» Brief
Each record below should be set down exactly.

■ ■ ■ ■

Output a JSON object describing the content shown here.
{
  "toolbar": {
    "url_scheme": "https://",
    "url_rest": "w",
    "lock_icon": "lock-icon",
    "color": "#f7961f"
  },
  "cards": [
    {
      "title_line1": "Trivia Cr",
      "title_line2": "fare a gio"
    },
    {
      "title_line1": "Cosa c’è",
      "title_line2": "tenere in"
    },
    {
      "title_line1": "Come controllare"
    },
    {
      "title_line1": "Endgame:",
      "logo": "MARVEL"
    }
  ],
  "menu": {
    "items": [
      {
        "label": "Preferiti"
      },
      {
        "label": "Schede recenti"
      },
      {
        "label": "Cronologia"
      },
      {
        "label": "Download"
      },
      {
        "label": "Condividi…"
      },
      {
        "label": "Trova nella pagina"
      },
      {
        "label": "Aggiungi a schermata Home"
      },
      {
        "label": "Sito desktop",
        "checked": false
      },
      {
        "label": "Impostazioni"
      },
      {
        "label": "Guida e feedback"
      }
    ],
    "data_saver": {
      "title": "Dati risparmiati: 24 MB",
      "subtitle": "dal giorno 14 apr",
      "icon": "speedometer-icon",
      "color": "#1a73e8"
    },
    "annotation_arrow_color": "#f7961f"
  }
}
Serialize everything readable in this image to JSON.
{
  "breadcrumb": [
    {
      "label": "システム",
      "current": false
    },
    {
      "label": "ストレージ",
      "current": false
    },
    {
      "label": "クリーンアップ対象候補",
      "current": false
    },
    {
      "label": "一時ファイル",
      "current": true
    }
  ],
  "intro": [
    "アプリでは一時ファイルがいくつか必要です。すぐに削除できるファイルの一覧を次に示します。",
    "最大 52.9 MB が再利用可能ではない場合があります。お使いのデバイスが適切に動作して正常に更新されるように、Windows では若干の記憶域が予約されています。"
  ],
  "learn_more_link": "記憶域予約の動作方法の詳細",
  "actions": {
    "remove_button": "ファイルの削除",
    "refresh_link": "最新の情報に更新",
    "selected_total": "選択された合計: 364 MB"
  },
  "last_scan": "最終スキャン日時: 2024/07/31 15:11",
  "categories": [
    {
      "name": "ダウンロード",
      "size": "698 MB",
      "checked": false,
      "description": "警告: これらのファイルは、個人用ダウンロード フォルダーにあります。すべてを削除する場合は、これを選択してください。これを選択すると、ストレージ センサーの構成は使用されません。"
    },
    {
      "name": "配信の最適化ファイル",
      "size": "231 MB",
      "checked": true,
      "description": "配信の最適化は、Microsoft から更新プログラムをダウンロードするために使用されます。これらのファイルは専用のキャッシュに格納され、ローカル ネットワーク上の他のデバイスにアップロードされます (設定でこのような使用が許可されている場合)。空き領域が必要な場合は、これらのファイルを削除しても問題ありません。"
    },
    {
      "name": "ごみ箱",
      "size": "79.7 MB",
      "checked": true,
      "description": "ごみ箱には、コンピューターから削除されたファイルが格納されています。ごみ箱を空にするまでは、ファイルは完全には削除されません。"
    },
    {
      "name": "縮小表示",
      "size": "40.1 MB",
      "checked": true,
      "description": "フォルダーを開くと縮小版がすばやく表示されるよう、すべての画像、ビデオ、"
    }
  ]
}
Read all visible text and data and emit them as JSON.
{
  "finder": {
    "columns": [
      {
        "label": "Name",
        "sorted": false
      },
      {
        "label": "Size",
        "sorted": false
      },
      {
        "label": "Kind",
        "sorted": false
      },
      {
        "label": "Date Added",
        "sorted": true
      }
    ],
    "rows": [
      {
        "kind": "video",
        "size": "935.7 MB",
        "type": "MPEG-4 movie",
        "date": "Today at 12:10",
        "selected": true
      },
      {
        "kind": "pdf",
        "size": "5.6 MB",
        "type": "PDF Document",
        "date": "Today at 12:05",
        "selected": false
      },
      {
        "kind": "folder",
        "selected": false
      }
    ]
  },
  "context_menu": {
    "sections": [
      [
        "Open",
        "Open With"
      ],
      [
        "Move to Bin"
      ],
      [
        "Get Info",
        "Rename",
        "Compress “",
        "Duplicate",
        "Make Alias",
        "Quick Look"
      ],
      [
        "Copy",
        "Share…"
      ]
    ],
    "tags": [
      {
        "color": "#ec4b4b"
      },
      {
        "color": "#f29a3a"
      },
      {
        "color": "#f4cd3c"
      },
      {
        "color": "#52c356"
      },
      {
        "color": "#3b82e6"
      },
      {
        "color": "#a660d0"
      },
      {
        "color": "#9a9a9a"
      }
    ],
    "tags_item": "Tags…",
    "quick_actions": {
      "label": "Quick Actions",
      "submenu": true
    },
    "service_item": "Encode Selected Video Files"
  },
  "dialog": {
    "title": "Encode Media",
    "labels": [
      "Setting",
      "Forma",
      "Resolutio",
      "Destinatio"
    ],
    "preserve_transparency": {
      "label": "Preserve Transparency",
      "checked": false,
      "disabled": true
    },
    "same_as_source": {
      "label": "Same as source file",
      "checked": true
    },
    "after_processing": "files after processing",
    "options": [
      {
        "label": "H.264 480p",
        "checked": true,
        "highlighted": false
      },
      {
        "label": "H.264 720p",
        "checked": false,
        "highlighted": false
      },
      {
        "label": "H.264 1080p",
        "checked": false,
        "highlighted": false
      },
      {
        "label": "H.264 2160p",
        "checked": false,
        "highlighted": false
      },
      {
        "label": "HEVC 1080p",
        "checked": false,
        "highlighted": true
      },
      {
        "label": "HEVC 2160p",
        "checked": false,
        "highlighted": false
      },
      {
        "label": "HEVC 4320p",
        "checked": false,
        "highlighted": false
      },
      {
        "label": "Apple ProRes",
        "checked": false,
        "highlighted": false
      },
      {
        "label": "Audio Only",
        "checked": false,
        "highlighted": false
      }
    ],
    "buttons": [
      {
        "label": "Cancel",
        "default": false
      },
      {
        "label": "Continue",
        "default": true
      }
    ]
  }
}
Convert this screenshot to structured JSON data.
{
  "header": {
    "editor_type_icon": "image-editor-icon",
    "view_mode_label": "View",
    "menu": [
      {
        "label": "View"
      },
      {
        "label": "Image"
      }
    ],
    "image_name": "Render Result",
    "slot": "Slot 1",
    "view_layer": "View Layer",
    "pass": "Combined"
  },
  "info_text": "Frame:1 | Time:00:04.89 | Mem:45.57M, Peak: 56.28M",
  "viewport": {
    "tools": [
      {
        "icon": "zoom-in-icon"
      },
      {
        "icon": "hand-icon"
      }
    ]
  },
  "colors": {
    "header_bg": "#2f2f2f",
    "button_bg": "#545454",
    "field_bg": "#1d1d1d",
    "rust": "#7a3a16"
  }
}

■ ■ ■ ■

» Exercise answer
Output a JSON object describing the content shown here.
{
  "toolbar": {
    "url_scheme": "https://",
    "url_rest": "w",
    "lock_icon": "lock-icon",
    "color": "#f7961f"
  },
  "cards": [
    {
      "title_line1": "Trivia Cr",
      "title_line2": "fare a gio"
    },
    {
      "title_line1": "Cosa c’è",
      "title_line2": "tenere in"
    },
    {
      "title_line1": "Come controllare"
    },
    {
      "title_line1": "Endgame:",
      "logo": "MARVEL"
    }
  ],
  "menu": {
    "items": [
      {
        "label": "Preferiti"
      },
      {
        "label": "Schede recenti"
      },
      {
        "label": "Cronologia"
      },
      {
        "label": "Download"
      },
      {
        "label": "Condividi…"
      },
      {
        "label": "Trova nella pagina"
      },
      {
        "label": "Aggiungi a schermata Home"
      },
      {
        "label": "Sito desktop",
        "checked": false
      },
      {
        "label": "Impostazioni"
      },
      {
        "label": "Guida e feedback"
      }
    ],
    "data_saver": {
      "title": "Dati risparmiati: 24 MB",
      "subtitle": "dal giorno 14 apr",
      "icon": "speedometer-icon",
      "color": "#1a73e8"
    },
    "annotation_arrow_color": "#f7961f"
  }
}
Serialize everything readable in this image to JSON.
{
  "breadcrumb": [
    {
      "label": "システム",
      "current": false
    },
    {
      "label": "ストレージ",
      "current": false
    },
    {
      "label": "クリーンアップ対象候補",
      "current": false
    },
    {
      "label": "一時ファイル",
      "current": true
    }
  ],
  "intro": [
    "アプリでは一時ファイルがいくつか必要です。すぐに削除できるファイルの一覧を次に示します。",
    "最大 52.9 MB が再利用可能ではない場合があります。お使いのデバイスが適切に動作して正常に更新されるように、Windows では若干の記憶域が予約されています。"
  ],
  "learn_more_link": "記憶域予約の動作方法の詳細",
  "actions": {
    "remove_button": "ファイルの削除",
    "refresh_link": "最新の情報に更新",
    "selected_total": "選択された合計: 364 MB"
  },
  "last_scan": "最終スキャン日時: 2024/07/31 15:11",
  "categories": [
    {
      "name": "ダウンロード",
      "size": "698 MB",
      "checked": false,
      "description": "警告: これらのファイルは、個人用ダウンロード フォルダーにあります。すべてを削除する場合は、これを選択してください。これを選択すると、ストレージ センサーの構成は使用されません。"
    },
    {
      "name": "配信の最適化ファイル",
      "size": "231 MB",
      "checked": true,
      "description": "配信の最適化は、Microsoft から更新プログラムをダウンロードするために使用されます。これらのファイルは専用のキャッシュに格納され、ローカル ネットワーク上の他のデバイスにアップロードされます (設定でこのような使用が許可されている場合)。空き領域が必要な場合は、これらのファイルを削除しても問題ありません。"
    },
    {
      "name": "ごみ箱",
      "size": "79.7 MB",
      "checked": true,
      "description": "ごみ箱には、コンピューターから削除されたファイルが格納されています。ごみ箱を空にするまでは、ファイルは完全には削除されません。"
    },
    {
      "name": "縮小表示",
      "size": "40.1 MB",
      "checked": true,
      "description": "フォルダーを開くと縮小版がすばやく表示されるよう、すべての画像、ビデオ、"
    }
  ]
}
Read all visible text and data and emit them as JSON.
{
  "finder": {
    "columns": [
      {
        "label": "Name",
        "sorted": false
      },
      {
        "label": "Size",
        "sorted": false
      },
      {
        "label": "Kind",
        "sorted": false
      },
      {
        "label": "Date Added",
        "sorted": true
      }
    ],
    "rows": [
      {
        "kind": "video",
        "size": "935.7 MB",
        "type": "MPEG-4 movie",
        "date": "Today at 12:10",
        "selected": true
      },
      {
        "kind": "pdf",
        "size": "5.6 MB",
        "type": "PDF Document",
        "date": "Today at 12:05",
        "selected": false
      },
      {
        "kind": "folder",
        "selected": false
      }
    ]
  },
  "context_menu": {
    "sections": [
      [
        "Open",
        "Open With"
      ],
      [
        "Move to Bin"
      ],
      [
        "Get Info",
        "Rename",
        "Compress “",
        "Duplicate",
        "Make Alias",
        "Quick Look"
      ],
      [
        "Copy",
        "Share…"
      ]
    ],
    "tags": [
      {
        "color": "#ec4b4b"
      },
      {
        "color": "#f29a3a"
      },
      {
        "color": "#f4cd3c"
      },
      {
        "color": "#52c356"
      },
      {
        "color": "#3b82e6"
      },
      {
        "color": "#a660d0"
      },
      {
        "color": "#9a9a9a"
      }
    ],
    "tags_item": "Tags…",
    "quick_actions": {
      "label": "Quick Actions",
      "submenu": true
    },
    "service_item": "Encode Selected Video Files"
  },
  "dialog": {
    "title": "Encode Media",
    "labels": [
      "Setting",
      "Forma",
      "Resolutio",
      "Destinatio"
    ],
    "preserve_transparency": {
      "label": "Preserve Transparency",
      "checked": false,
      "disabled": true
    },
    "same_as_source": {
      "label": "Same as source file",
      "checked": true
    },
    "after_processing": "files after processing",
    "options": [
      {
        "label": "H.264 480p",
        "checked": true,
        "highlighted": false
      },
      {
        "label": "H.264 720p",
        "checked": false,
        "highlighted": false
      },
      {
        "label": "H.264 1080p",
        "checked": false,
        "highlighted": false
      },
      {
        "label": "H.264 2160p",
        "checked": false,
        "highlighted": false
      },
      {
        "label": "HEVC 1080p",
        "checked": false,
        "highlighted": true
      },
      {
        "label": "HEVC 2160p",
        "checked": false,
        "highlighted": false
      },
      {
        "label": "HEVC 4320p",
        "checked": false,
        "highlighted": false
      },
      {
        "label": "Apple ProRes",
        "checked": false,
        "highlighted": false
      },
      {
        "label": "Audio Only",
        "checked": false,
        "highlighted": false
      }
    ],
    "buttons": [
      {
        "label": "Cancel",
        "default": false
      },
      {
        "label": "Continue",
        "default": true
      }
    ]
  }
}
Convert this screenshot to structured JSON data.
{
  "header": {
    "editor_type_icon": "image-editor-icon",
    "view_mode_label": "View",
    "menu": [
      {
        "label": "View"
      },
      {
        "label": "Image"
      }
    ],
    "image_name": "Render Result",
    "slot": "Slot 1",
    "view_layer": "View Layer",
    "pass": "Combined"
  },
  "info_text": "Frame:1 | Time:00:04.89 | Mem:45.57M, Peak: 56.28M",
  "viewport": {
    "tools": [
      {
        "icon": "zoom-in-icon"
      },
      {
        "icon": "hand-icon"
      }
    ]
  },
  "colors": {
    "header_bg": "#2f2f2f",
    "button_bg": "#545454",
    "field_bg": "#1d1d1d",
    "rust": "#7a3a16"
  }
}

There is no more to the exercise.